Worried her small voice was not being heard in Tasmania’s crowded blueberry rust debate, Hellen Fowler launched a petition that she plans to present to Biosecurity Tasmania.
Ms Fowler lives at Moonah and works at Blueberry Boost Tea, which is based at Oyster Cove, near Kettering.
Blueberry Boost has a blueberry orchard, grown using permaculture techniques, but relies on other growers throughout the state to help supply the berries and leaves needed to create its tea.
- Blueberry rust inquiry hears allegations of unfair treatment
- Blueberry rust inquiry stirs up emotions for growers
- Fourth blueberry rust case detected at Kentish property
The business made a submission to the Legislative Council Inquiry into Blueberry Rust but has not been asked to appear before the committee, so Ms Fowler took matters into her own hands.
“We will go [to the inquiry]. We think our our voice is not being heard. As far as a blueberry farm goes we’re tiny because we have only a few thousands plants,” Ms Fowler said.
“I want 100 signatures to present to Biosecurity Tasmania, but if we could get to more than that it would be awesome,” she said.
The petition was launched on the Change.org website on Monday and by Wednesday morning had passed 100 signatures.

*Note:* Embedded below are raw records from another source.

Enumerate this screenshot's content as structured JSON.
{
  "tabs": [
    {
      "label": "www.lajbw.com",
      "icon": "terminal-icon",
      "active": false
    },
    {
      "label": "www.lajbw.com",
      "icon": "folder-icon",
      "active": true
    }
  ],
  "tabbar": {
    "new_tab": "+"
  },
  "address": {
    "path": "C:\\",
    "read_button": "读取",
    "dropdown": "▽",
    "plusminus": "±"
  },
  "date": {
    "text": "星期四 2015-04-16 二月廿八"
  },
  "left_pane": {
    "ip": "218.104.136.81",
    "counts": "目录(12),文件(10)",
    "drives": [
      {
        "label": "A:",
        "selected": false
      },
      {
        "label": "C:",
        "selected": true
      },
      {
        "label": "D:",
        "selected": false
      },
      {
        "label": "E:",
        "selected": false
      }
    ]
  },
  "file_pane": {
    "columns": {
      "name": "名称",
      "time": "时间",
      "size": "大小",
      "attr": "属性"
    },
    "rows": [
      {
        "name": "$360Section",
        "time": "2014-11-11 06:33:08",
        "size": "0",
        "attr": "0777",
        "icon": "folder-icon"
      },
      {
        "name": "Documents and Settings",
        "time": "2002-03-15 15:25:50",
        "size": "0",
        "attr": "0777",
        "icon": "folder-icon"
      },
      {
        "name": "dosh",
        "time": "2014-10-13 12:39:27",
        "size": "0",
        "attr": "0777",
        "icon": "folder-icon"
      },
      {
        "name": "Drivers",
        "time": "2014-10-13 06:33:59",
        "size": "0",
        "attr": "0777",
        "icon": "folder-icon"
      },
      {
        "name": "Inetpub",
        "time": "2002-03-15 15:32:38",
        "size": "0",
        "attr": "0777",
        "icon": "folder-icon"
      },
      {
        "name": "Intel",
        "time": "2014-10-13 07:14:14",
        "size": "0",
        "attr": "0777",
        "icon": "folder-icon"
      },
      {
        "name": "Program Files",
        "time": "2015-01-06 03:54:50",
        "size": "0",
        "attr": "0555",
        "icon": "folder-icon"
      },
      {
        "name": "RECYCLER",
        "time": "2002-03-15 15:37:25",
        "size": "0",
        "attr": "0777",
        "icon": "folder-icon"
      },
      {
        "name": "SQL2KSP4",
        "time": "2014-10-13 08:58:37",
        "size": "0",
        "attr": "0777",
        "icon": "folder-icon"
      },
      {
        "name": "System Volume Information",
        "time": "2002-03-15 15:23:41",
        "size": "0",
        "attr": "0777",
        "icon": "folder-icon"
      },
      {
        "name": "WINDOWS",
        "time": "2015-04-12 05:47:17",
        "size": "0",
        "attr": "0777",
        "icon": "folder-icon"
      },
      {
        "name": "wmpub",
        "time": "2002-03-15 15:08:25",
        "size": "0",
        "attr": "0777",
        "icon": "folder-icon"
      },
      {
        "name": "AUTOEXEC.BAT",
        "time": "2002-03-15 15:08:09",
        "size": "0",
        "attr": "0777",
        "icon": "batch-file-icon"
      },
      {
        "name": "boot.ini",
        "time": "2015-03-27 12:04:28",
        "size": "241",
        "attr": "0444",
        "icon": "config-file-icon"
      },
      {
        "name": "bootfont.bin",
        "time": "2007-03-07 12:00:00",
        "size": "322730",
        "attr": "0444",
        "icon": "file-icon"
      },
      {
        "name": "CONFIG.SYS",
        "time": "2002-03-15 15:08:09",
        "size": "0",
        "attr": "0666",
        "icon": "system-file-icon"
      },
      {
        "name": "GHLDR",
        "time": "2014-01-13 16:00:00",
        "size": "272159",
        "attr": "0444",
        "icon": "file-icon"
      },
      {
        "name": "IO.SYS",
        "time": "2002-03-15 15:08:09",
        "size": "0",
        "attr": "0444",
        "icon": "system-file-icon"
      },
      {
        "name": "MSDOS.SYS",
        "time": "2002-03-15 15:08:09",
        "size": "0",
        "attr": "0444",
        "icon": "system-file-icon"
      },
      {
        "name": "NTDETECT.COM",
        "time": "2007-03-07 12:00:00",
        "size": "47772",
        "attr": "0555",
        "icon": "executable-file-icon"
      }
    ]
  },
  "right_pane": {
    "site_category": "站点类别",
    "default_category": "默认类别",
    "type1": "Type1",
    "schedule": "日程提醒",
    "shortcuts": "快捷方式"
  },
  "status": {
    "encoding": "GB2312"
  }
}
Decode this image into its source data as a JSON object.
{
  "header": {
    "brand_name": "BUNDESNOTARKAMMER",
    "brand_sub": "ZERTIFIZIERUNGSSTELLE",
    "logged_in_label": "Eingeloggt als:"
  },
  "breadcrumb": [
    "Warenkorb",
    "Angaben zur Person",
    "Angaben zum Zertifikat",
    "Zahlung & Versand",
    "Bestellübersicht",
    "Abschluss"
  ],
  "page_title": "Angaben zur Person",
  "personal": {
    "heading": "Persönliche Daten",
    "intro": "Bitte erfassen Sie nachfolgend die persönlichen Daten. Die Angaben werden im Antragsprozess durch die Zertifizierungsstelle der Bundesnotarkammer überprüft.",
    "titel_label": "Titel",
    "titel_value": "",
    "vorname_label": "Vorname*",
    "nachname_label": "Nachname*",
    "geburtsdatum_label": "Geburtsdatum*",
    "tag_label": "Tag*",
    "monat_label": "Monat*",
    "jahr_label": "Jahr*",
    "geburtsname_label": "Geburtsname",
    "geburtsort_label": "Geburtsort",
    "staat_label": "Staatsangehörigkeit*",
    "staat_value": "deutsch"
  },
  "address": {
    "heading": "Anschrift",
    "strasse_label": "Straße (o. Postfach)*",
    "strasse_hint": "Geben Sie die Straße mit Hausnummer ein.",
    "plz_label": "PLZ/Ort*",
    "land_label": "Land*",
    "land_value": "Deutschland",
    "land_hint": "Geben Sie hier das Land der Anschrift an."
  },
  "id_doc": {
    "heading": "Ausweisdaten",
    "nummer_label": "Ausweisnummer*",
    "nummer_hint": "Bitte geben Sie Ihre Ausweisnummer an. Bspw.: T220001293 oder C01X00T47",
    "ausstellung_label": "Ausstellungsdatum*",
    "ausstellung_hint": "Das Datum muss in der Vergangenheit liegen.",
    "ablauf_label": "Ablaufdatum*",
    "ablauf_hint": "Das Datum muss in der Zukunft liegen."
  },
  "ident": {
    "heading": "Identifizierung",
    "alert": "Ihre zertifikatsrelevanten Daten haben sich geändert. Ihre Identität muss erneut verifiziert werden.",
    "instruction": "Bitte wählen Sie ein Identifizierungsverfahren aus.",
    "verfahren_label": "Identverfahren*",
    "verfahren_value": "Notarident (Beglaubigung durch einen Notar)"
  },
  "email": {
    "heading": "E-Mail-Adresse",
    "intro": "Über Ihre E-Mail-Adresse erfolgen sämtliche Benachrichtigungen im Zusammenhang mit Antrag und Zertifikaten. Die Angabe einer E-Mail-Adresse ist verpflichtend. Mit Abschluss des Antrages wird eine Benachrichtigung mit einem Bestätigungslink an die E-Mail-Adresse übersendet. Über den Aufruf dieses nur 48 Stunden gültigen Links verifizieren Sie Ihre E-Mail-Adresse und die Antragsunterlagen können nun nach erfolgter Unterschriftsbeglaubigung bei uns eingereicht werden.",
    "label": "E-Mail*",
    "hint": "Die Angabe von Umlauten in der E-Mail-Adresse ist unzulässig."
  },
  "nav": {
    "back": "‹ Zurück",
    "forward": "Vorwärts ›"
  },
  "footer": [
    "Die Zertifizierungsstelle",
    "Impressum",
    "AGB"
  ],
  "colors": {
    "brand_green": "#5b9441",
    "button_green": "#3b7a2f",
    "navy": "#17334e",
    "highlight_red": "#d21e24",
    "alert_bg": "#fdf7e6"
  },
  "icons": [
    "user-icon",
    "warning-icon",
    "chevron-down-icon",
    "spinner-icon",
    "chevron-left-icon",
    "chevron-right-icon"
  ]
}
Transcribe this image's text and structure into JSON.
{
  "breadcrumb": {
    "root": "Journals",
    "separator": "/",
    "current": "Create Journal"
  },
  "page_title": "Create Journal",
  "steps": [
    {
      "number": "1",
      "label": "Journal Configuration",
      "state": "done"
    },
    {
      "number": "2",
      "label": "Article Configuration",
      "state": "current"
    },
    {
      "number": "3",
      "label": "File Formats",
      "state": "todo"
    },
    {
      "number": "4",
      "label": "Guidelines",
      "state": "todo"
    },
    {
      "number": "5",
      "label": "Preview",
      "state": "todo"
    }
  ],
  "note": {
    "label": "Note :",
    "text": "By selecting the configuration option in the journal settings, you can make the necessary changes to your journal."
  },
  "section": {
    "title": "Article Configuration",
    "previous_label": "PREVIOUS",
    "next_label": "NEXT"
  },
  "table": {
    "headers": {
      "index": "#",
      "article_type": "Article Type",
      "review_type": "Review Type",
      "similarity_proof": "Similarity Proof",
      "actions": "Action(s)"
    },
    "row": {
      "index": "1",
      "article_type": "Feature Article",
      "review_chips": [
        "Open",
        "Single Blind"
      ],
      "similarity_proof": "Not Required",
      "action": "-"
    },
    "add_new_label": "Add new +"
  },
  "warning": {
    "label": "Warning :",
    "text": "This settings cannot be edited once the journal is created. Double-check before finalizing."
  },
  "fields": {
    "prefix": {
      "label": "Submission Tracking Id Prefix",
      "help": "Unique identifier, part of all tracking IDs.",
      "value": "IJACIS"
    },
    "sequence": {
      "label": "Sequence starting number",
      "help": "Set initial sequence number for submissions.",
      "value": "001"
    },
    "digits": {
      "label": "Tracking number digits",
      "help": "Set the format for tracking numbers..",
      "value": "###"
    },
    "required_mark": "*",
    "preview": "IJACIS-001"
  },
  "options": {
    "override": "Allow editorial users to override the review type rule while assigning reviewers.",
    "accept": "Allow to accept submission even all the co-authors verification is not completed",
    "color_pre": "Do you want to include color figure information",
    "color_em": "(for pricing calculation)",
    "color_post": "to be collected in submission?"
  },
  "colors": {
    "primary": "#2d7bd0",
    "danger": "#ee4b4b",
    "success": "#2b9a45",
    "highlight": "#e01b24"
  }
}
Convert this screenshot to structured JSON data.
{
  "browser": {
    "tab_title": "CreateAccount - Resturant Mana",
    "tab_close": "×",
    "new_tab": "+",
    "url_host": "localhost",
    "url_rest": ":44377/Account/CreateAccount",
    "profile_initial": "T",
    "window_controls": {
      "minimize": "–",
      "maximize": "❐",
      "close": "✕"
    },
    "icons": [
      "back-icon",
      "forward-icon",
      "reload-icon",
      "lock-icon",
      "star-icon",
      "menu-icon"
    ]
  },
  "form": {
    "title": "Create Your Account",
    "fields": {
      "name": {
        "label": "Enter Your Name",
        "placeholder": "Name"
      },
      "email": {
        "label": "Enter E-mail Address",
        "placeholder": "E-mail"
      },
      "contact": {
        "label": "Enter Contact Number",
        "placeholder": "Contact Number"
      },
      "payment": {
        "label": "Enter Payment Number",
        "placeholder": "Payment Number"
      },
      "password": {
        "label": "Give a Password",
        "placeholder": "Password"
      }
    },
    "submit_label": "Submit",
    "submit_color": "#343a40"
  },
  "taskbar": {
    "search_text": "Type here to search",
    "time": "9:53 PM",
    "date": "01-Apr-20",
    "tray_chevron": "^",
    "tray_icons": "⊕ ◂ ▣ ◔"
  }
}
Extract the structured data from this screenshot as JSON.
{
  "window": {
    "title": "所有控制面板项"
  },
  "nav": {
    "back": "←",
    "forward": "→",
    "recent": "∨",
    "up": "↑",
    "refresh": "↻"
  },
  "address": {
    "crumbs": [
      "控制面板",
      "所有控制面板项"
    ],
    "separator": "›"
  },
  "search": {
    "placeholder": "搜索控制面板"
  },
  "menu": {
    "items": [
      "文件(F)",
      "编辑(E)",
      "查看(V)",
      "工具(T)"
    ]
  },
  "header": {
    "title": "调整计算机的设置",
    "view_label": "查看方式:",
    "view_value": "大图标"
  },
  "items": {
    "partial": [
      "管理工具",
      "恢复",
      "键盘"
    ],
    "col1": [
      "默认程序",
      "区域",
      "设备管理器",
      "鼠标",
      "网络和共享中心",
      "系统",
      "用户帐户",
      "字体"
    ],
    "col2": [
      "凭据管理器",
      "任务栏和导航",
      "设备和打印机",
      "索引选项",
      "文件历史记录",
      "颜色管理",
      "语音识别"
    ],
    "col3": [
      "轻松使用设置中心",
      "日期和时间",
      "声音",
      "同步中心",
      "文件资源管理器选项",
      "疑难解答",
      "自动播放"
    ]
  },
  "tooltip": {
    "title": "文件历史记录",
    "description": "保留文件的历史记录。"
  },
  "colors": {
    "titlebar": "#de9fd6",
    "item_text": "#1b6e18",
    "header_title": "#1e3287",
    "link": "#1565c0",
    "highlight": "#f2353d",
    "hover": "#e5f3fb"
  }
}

Like many stakeholders, Blueberry Boost relies on Tasmania having a healthy blueberry industry.
“We rely on other orchards. If [blueberry rust] gets out of hand we won’t have clean suppliers,” Ms Fowler said.
“It’s a huge dilemma for us. We need tonnes of leaves and fruit each year. Tasmania really is the only place we can source good fruit and leaves that aren’t sprayed,” she said.
The tea, which is part of a diabetes research trial by the Menzies Institute, aids cholesterol, sleep and other health ailments, Ms Fowler said.
A Primary Industries, Parks, Water and Environment department spokesperson said the department recognised the value of the blueberry industry to Tasmania and to individual farmers.
“That is why we have worked with interstate authorities to enable ongoing market access for our state’s growers as well as ensure they have assistance in reducing the risk of movement of the disease,” the spokesperson said.
“The measures put in place following the 2016 detection were developed after assessing a wide range of information, such as likelihood of success of eradication, the impacts on growers if eradication was attempted, and market access issues,” the spokesperson said.
Department staff will continue to liaise with growers about blueberry rust in Tasmania and inform them of relevant information.
“The containment measures at infected properties, which remain in place, were recognised by interstate authorities and have enabled market access to states with blueberry rust restrictions in place,” the spokesperson said.